NeuralStem has projected it will have 80 employees by January, up from about 40 in July.
Still, Montgomery County Executive Douglas M. Duncan said yesterday that he doesn't take it for granted that Maryland will morph into a major manufacturing center for biotech drugs. "It can be," Duncan said, just after pushing a plunger with Haseltine and Human Genome Sciences Chief Financial Officer Steven C. Mayer that triggered the dirt-blowing explosives on the plant site. "I'm not convinced we're definitely going to be there" without a stronger state focus on nurturing and keeping biotechnology companies, he said.
Human Genome is building its latest plant on land it is acquiring from the county and then transferring to a trust. The company will then lease the building, which is being financed through bank loans, from the trust. The transaction enables Human Genome to build without dipping into its cash reserves, leaving them for drug development. But the county has invested more than $5 million in the 30-acre site, including funding for roads and turning lanes.

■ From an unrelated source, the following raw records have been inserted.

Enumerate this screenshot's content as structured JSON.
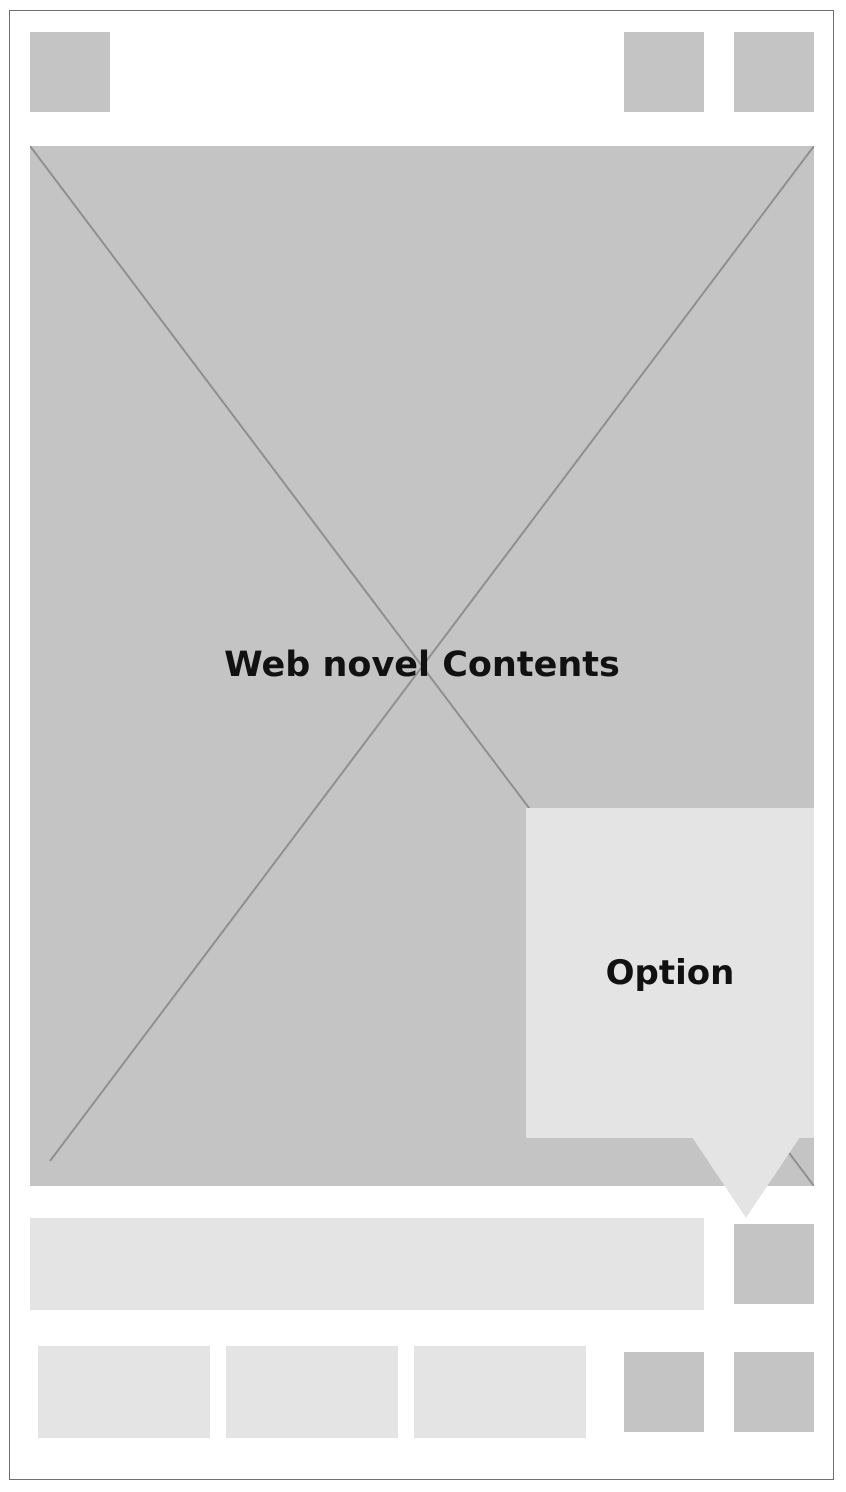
{
  "content": {
    "label": "Web novel Contents"
  },
  "option_popup": {
    "label": "Option"
  },
  "colors": {
    "placeholder_dark": "#c4c4c4",
    "placeholder_light": "#e4e4e4",
    "frame_border": "#6f6f6f",
    "cross_line": "#8f8f8f"
  }
}
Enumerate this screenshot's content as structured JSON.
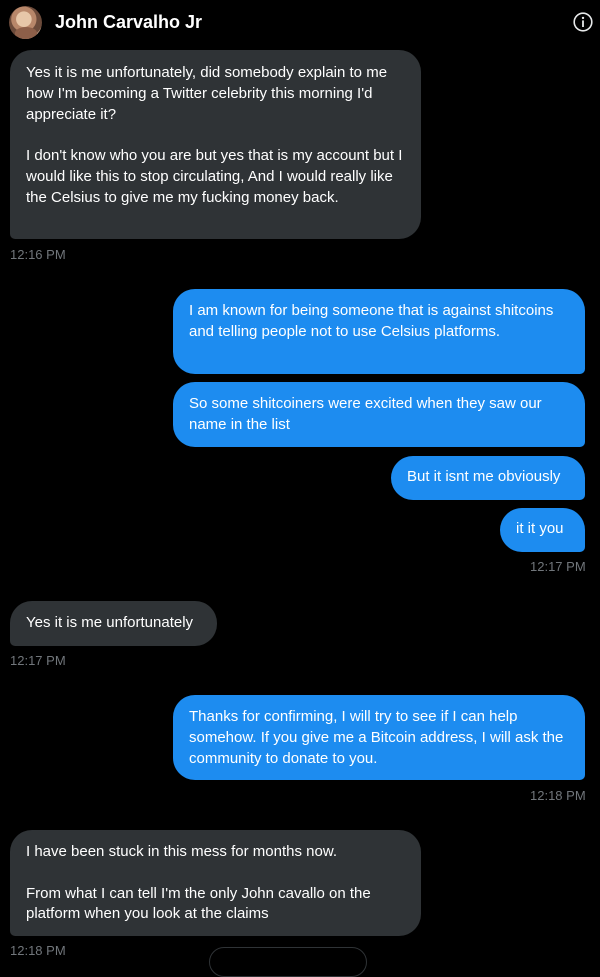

Human Genome will have three buildings on the site.
Haseltine, whose company also is building a major headquarters campus in Rockville and has purchased an adjacent research and development facility from Life Technologies Inc., says he still wouldn't hesitate to move under the right circumstances.
"A CEO must make decisions based on economic advantages," he said. " ... If they offered big enough incentives, I'd build in Nebraska."